There are many possibilities for stringing and tuning CBGs.
On a 3 string you can use standard strings ADg and tune GDg.
On your 4 string you can simply extend the range by adding the b string and tune GDgb, or add the lower E string and tune DGdg.
On my instructional video CDs (www.ebay.com Search: keni lee), I take this approach.
I take the full 6 string Open G tuning (DGDgbd) and basically cut it in half.
CD 4: 3 string (GDg) and CD 5: 4 string (Dgbd)
Due to the different string arrangements, the playing approaches are different on the CBGs, but if you then explore 6 string too, you will understand the full fingerboard.
I hope this answers your question. Please feel free to write if you have any further questions.
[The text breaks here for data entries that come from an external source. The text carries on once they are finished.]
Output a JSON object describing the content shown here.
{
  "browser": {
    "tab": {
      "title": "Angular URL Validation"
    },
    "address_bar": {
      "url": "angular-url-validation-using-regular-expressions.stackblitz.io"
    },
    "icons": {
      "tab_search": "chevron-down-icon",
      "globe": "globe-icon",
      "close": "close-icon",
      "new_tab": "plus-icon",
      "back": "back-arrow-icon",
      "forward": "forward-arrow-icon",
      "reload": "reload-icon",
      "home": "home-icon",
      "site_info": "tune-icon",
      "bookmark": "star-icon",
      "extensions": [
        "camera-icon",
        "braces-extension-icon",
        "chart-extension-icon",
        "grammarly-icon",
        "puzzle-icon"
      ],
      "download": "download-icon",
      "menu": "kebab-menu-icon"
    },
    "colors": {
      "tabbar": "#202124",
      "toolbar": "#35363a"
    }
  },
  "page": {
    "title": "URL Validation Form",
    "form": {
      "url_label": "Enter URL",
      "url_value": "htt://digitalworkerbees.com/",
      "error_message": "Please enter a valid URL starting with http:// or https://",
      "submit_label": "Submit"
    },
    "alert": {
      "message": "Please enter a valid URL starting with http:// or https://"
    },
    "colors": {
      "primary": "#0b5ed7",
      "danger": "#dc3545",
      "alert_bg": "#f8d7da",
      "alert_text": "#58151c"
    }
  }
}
Enjoy your practice, Keni Lee
It isn't. Follow Keni's advice - it's easier if you think about the two tunings/stringings as two slices of one bigger pattern/tuning.
I'm switching constantly between 2,3,4 and 6 stringers (actually only two "patterns" Open-G and "standard/tenor/gitarron")- EA, GDg, DGDGbd, EADG, ADGCEA). Am not a greatest musician myself, but after a while one just gets used to the different configurations.
I like 4 stringers for the reasons Keni states (flexibility in essence). Depending on the strings you use and tuning, you can easily play with 3 of the 4 strings or use all 4. Many times, I only use 3 of the 4. I use the DGBe strings and tune the same BUT know I can tune DGBd or just play the DGB strings muting the 'e' string.
If I want I can also use the ADGB strings and tune like Keni suggests.